An interesting facet of the Digital Analytics Developer role is revealed in comparison to other “data” roles: the Digital Analytics Developer has a much broader remit than most “data” jobs.
For example, the Digital Analyst might be involved at the beginning of the data collection process by providing business questions that aim to reveal something about a website’s performance. The same Digital Analyst will likely be the end consumer of the data, generating reports, presentations, and recommendations. Working at the company that provides the Digital Analytics tool that is being used, the Server Administrator might be hyper-focussed on the performance of the servers that collect the data, ensuring that the servers have a stable internet connection and the latest security patches. At that same company, the Data Engineer may continuously monitor the rate at which data is flowing into various databases and continually optimise how that database responds to queries.
By contrast, the Digital Analytics Developer’s tasks will involve most (if not all) of the following:
- Gathering Business Requirements (the Digital Analyst’s “business questions”)
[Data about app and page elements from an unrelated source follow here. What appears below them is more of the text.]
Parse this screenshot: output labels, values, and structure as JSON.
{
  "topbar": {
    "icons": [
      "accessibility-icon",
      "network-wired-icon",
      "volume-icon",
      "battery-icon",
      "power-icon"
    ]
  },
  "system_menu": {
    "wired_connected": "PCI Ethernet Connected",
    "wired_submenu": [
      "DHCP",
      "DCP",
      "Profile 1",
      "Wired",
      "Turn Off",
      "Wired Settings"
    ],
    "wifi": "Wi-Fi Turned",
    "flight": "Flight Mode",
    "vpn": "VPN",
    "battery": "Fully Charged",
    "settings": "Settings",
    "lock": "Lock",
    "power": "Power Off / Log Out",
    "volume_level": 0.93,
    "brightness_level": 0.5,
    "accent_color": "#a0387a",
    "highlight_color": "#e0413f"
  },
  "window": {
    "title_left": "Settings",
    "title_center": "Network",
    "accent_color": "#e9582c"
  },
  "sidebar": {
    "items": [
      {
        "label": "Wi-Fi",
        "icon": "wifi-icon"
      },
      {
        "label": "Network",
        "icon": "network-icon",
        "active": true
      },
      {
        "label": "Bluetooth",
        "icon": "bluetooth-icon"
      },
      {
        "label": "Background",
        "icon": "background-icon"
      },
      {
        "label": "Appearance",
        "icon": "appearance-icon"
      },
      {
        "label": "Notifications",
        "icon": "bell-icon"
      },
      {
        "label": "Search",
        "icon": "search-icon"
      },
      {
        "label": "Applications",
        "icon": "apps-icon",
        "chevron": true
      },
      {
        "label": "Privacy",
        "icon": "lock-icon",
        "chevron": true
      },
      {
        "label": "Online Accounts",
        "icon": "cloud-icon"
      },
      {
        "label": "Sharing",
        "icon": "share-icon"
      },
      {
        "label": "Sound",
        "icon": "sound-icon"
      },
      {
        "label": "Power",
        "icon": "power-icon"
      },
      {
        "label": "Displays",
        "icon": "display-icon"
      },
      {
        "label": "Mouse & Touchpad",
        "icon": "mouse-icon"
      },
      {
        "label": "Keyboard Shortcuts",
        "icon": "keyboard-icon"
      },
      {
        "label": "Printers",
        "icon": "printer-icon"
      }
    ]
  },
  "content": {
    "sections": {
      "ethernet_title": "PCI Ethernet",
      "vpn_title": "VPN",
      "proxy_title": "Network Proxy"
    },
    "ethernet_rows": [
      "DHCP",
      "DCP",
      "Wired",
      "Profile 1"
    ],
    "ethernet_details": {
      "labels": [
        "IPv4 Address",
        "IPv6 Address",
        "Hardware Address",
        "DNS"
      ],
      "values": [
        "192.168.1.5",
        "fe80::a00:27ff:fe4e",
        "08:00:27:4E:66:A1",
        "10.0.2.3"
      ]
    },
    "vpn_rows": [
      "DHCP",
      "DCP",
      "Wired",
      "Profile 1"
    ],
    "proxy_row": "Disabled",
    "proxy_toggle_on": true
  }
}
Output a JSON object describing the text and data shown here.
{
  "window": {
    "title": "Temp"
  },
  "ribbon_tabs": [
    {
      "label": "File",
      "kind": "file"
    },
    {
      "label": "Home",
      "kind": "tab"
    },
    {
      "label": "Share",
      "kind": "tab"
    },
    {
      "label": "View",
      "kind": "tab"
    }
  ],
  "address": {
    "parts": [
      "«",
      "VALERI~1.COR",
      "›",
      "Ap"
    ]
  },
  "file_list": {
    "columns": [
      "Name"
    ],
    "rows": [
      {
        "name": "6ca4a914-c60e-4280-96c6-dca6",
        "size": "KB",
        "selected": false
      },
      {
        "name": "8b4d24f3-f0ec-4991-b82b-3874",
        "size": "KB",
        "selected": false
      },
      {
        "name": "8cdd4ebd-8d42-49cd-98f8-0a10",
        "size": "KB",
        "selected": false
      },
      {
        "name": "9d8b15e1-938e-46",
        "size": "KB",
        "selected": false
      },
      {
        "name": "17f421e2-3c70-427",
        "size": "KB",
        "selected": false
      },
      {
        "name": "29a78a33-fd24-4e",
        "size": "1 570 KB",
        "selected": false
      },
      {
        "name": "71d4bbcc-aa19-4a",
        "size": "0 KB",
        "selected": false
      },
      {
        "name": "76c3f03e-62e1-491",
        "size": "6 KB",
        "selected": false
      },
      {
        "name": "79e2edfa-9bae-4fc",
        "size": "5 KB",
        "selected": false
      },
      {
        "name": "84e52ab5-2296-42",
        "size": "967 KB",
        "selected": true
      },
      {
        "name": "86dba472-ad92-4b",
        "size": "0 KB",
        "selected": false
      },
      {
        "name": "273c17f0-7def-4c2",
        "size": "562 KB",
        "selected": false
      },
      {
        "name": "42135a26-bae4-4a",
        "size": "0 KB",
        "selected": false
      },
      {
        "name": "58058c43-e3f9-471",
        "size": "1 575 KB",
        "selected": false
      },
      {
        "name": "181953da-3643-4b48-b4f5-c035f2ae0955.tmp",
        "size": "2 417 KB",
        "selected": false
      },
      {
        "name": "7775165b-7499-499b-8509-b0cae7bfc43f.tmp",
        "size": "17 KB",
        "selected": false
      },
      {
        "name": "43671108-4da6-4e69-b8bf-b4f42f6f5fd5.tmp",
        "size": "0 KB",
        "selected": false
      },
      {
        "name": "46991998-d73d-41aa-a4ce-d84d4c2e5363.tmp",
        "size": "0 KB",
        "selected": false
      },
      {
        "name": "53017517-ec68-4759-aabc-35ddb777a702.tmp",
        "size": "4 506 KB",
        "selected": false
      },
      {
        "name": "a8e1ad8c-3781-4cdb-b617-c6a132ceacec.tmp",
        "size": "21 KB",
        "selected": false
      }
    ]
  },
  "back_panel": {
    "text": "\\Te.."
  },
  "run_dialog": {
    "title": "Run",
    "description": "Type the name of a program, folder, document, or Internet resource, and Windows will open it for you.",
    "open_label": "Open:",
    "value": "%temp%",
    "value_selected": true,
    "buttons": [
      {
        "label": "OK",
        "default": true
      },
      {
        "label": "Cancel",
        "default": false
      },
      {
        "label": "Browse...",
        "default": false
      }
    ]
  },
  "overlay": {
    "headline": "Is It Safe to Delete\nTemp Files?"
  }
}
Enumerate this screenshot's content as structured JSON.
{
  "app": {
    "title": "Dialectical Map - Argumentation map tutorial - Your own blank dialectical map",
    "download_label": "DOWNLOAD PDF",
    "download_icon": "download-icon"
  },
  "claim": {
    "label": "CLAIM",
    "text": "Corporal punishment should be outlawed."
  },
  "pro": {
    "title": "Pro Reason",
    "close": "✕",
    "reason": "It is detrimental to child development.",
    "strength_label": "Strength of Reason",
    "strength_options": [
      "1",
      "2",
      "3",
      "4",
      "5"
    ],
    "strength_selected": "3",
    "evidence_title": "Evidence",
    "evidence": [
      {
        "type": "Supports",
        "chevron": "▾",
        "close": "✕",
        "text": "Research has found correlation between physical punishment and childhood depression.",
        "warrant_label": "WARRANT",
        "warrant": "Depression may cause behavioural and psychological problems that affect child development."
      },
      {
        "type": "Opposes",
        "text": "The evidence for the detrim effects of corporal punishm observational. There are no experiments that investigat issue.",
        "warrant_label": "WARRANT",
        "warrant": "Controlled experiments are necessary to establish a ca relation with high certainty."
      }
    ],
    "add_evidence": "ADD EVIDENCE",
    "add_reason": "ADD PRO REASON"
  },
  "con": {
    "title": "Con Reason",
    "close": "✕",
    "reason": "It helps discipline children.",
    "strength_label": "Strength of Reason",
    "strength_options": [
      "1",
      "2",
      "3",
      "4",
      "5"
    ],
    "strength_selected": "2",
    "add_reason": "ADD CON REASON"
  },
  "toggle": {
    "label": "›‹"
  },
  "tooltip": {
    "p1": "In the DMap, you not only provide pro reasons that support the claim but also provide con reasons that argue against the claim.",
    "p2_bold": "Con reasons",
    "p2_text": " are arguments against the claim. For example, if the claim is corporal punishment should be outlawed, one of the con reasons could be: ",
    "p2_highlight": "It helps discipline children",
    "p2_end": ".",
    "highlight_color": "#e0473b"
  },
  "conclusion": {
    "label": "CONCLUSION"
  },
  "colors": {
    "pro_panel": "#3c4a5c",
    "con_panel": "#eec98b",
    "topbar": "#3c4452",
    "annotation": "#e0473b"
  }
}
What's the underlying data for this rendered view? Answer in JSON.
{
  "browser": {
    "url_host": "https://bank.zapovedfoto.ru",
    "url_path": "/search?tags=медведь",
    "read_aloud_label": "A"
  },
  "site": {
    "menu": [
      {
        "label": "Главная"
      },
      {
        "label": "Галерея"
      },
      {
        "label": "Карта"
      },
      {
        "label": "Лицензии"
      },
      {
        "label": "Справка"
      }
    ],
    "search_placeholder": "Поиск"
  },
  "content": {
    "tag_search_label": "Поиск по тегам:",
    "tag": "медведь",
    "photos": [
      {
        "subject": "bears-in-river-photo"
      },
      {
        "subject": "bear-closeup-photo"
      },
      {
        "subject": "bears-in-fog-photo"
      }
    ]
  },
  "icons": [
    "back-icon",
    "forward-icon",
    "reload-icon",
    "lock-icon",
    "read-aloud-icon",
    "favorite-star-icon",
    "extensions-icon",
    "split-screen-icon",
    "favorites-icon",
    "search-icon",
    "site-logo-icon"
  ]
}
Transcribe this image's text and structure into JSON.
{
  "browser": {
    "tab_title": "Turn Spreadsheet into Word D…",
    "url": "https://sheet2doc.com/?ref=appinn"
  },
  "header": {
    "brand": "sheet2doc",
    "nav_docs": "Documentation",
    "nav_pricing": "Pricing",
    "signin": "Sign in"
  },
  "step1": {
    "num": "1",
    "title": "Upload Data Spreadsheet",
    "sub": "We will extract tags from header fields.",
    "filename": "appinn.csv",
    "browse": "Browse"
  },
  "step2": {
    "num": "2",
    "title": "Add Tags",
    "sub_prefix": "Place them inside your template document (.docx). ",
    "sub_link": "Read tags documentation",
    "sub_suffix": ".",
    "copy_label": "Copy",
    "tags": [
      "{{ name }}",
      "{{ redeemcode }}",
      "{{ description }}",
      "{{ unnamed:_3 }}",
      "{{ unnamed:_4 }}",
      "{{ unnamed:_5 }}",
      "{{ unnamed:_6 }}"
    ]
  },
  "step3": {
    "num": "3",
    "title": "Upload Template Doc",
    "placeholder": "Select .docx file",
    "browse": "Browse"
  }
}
- Defining a data architecture that builds on the capabilities of the Digital Analytics tool in a way that will answer the questions
- Translating the Business Requirements and the defined data architecture into Digital Analytics Requirements that are presented to the team, project, or programme that develops the website
- Defining the Test scenarios that will be used to ensure that what is developed matches the Digital Analytics Requirements
- Defining Test scenarios that will be used to ensure that what is recorded by the Digital Analytics tool is correct and will be sufficient to answer the Business Questions
- Configuration of the Digital Analytics tool to correctly process and present the collected data
- Testing that the final outcome (collected data) aligns to the initial Business Requirements
The above list, which is a kind of “worked example” of a typical engagement for a Digital Analytics Developer, demonstrates that the role crosses lots of business domains and demands a large variety of skills – only some of which have been made explicit.
In summary, the role requires a breadth of knowledge of a large number of disciplines in addition to a depth of knowledge when it comes to data collection technologies and techniques.
The role of Digital Analytics Developer has an important characteristic that is shared with jobs such as Project Manager and Business Analyst: it is not tied to a single industry; in fact, any business that has a website or app or both will have need of at least some of the talents of a Digital Analytics Developer.
In some smaller companies, the roles of Digital Analyst and Digital Analytics Developer may be filled by a single person or by a small team that does not separate the roles; this is likely to change in any organisation that puts serious stock in the value of Digital Analytics data that is reliable and is trusted (believed) by decision-makers in the organisation.
In this article, we gained an overview of the Digital Analytics Developer: someone with a breadth of data-related topical knowledge, a range of project and stakeholder management skills, and an in-depth, specialised Digital Analytics data and tools skillset, all of which can be used in any industry to help create value in Digital Analytics data.